Why I took the course
I’d just started a role as a materials writer. I really wanted to gain a better understanding of the materials development process, and check/ensure that my approach was principled. My editor at the time had just signed up for the course and recommended I do the same. My organization (British Council) offered to fund this module, so I gave it a shot.
I’ve written quite a bit about the course content already. Here are a few old posts I shared at various points during the course.
Overall, I found the content very useful. The key reading included these two books, which were well worth reading:
- McGrath, I. 2002. Materials Evaluation and Design for Language Teaching. Edinburgh: Edinburgh University Press.
- Tomlinson, B. (ed.) 2013. Developing Materials for Language Teaching. (2nd edition) London: Continuum Press.
These texts really helped me engage in what I was doing work-wise at the time, and prompted some reflections which ultimately improved the resources I was developing. We were encouraged to read around each topic, and I got really interested in materials for teaching pronunciation (and their effectiveness). This eventually became the focus of my dissertation so was time well spent.

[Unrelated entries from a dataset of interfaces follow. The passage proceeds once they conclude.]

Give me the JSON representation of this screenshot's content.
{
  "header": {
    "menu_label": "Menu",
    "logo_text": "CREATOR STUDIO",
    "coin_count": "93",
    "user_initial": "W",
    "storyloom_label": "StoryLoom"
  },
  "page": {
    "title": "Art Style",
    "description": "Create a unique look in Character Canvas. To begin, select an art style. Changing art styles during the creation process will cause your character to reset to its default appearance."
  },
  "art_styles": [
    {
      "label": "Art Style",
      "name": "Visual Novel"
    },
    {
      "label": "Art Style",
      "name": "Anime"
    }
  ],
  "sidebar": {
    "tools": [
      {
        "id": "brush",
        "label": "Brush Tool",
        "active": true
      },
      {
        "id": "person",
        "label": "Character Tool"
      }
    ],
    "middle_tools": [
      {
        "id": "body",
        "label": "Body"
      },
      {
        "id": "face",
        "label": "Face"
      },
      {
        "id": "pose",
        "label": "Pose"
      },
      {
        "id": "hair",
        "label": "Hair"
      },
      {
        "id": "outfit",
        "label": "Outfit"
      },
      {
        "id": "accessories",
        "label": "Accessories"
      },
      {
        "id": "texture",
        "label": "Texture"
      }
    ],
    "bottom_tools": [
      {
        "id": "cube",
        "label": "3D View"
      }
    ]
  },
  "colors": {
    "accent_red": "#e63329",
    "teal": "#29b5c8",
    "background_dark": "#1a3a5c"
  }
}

Week-by-week, the reading on the course was manageable. Most of it was journal articles, chapters from key reading and the occasional article from magazines like ETPro. They could have provided a slightly more comprehensive bibliography of suggested reading for the course as it’s quite a broad ranging topic area. Still, they can’t hand everything to participants on a plate.
I feel like the course could have explored some more topics of debate in materials development. This was quite a practical course, and content mainly focused on what was immediately applicable, e.g. how to support learners, reduce cognitive load, how to create appropriate grammar practice activities, how to gamify materials, selecting appropriate images, etc. We were introduced to some alternative approaches (such as the text-driven approach), but there could have been more covered in the way of principles/approaches. Maybe exploring possible frameworks (PPP, task-supported, task-based, etc) and evaluating their pros and cons might have been worthwhile.
As far as practical suggestions go though, the course was very good.
The NILE platform is very easy to use, and the resources available on the platform such as the NILE library are fairly broad-ranging. Note: as the course is affiliated to the University of Chichester you can request an Athens login for journals, making access to resources pretty comprehensive.
The platform allows for different types of discussion. There’s the standard forums, but there are also things like sticky walls (i.e. Padlet style) and talkpoints (a bit Flipgrid style) feedback used. This was quite scary for me at first – videoing my response to an article or a task, but I got used to it.
Like Phil Wade said in this guest post, the participants on an online course will vary. Most of my ‘classmates’ were keen to share ideas and there was a bit of lively discussion. Not as much interaction as I expected, but such is the nature of a course that people are fitting in around other commitments.
No complaints. My tutor Alan Pulverness approachable and made some great recommendations for reading/edits to assignments when needed. I actually requested him as my dissertation tutor as he was very knowledgeable and supportive. The co-tutor Jo Stirling was also very supportive. The tutors were one of the strengths of the course.
Practical benefits of taking the course
The assignments for this course can serve as a portfolio for you as a materials writer. This is particularly useful if you are looking to break into writing but haven’t built up much in the way of tangible evidence of your expertise. Prior to (and during) this course, my only writing experience was gained in-house through my organization. However, since formalizing my skills by gaining this qualification I’ve found it far easier to market myself as a writer.
Overall course score: 4.5/5
The above info is quite general. If you’ve any specific questions about the course just get in touch.